HOW TO COMPLETE THIS TASK: Only an exact copy of the records below will serve as the answer.

DATA TO PROCESS:
◇ ◇ ◇

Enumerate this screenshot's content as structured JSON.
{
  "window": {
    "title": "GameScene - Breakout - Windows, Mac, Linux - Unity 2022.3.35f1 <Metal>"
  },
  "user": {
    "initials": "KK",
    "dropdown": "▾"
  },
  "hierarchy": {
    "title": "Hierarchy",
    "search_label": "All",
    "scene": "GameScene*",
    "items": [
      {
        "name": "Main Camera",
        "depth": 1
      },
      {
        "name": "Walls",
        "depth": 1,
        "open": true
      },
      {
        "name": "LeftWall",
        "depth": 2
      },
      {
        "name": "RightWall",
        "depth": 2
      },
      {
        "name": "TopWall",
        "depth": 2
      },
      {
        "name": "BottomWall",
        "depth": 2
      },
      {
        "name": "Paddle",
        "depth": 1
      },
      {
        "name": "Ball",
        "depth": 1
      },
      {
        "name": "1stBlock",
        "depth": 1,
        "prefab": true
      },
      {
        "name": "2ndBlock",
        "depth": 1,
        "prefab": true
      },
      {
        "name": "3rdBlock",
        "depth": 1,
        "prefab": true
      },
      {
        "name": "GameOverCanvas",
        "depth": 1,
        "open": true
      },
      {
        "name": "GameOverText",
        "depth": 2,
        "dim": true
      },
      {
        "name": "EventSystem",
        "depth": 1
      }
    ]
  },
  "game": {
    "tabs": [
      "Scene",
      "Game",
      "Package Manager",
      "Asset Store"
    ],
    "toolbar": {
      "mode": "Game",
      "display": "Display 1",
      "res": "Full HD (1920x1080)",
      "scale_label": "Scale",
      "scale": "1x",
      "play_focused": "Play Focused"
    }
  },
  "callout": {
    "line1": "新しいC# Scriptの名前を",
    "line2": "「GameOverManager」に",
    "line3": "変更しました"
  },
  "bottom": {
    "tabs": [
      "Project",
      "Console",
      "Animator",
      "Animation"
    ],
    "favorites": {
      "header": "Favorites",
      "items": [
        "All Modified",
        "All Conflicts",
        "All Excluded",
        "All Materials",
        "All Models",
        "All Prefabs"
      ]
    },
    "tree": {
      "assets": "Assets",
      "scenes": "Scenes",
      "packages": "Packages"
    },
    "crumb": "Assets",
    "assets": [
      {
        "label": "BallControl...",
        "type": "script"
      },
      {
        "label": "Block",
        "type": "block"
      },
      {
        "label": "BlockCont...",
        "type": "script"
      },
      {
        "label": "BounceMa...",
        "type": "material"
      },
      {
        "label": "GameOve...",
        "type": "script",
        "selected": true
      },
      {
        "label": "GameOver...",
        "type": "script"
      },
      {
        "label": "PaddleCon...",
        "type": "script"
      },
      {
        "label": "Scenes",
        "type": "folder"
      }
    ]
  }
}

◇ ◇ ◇

ANSWER BOX:
Enumerate this screenshot's content as structured JSON.
{
  "window": {
    "title": "GameScene - Breakout - Windows, Mac, Linux - Unity 2022.3.35f1 <Metal>"
  },
  "user": {
    "initials": "KK",
    "dropdown": "▾"
  },
  "hierarchy": {
    "title": "Hierarchy",
    "search_label": "All",
    "scene": "GameScene*",
    "items": [
      {
        "name": "Main Camera",
        "depth": 1
      },
      {
        "name": "Walls",
        "depth": 1,
        "open": true
      },
      {
        "name": "LeftWall",
        "depth": 2
      },
      {
        "name": "RightWall",
        "depth": 2
      },
      {
        "name": "TopWall",
        "depth": 2
      },
      {
        "name": "BottomWall",
        "depth": 2
      },
      {
        "name": "Paddle",
        "depth": 1
      },
      {
        "name": "Ball",
        "depth": 1
      },
      {
        "name": "1stBlock",
        "depth": 1,
        "prefab": true
      },
      {
        "name": "2ndBlock",
        "depth": 1,
        "prefab": true
      },
      {
        "name": "3rdBlock",
        "depth": 1,
        "prefab": true
      },
      {
        "name": "GameOverCanvas",
        "depth": 1,
        "open": true
      },
      {
        "name": "GameOverText",
        "depth": 2,
        "dim": true
      },
      {
        "name": "EventSystem",
        "depth": 1
      }
    ]
  },
  "game": {
    "tabs": [
      "Scene",
      "Game",
      "Package Manager",
      "Asset Store"
    ],
    "toolbar": {
      "mode": "Game",
      "display": "Display 1",
      "res": "Full HD (1920x1080)",
      "scale_label": "Scale",
      "scale": "1x",
      "play_focused": "Play Focused"
    }
  },
  "callout": {
    "line1": "新しいC# Scriptの名前を",
    "line2": "「GameOverManager」に",
    "line3": "変更しました"
  },
  "bottom": {
    "tabs": [
      "Project",
      "Console",
      "Animator",
      "Animation"
    ],
    "favorites": {
      "header": "Favorites",
      "items": [
        "All Modified",
        "All Conflicts",
        "All Excluded",
        "All Materials",
        "All Models",
        "All Prefabs"
      ]
    },
    "tree": {
      "assets": "Assets",
      "scenes": "Scenes",
      "packages": "Packages"
    },
    "crumb": "Assets",
    "assets": [
      {
        "label": "BallControl...",
        "type": "script"
      },
      {
        "label": "Block",
        "type": "block"
      },
      {
        "label": "BlockCont...",
        "type": "script"
      },
      {
        "label": "BounceMa...",
        "type": "material"
      },
      {
        "label": "GameOve...",
        "type": "script",
        "selected": true
      },
      {
        "label": "GameOver...",
        "type": "script"
      },
      {
        "label": "PaddleCon...",
        "type": "script"
      },
      {
        "label": "Scenes",
        "type": "folder"
      }
    ]
  }
}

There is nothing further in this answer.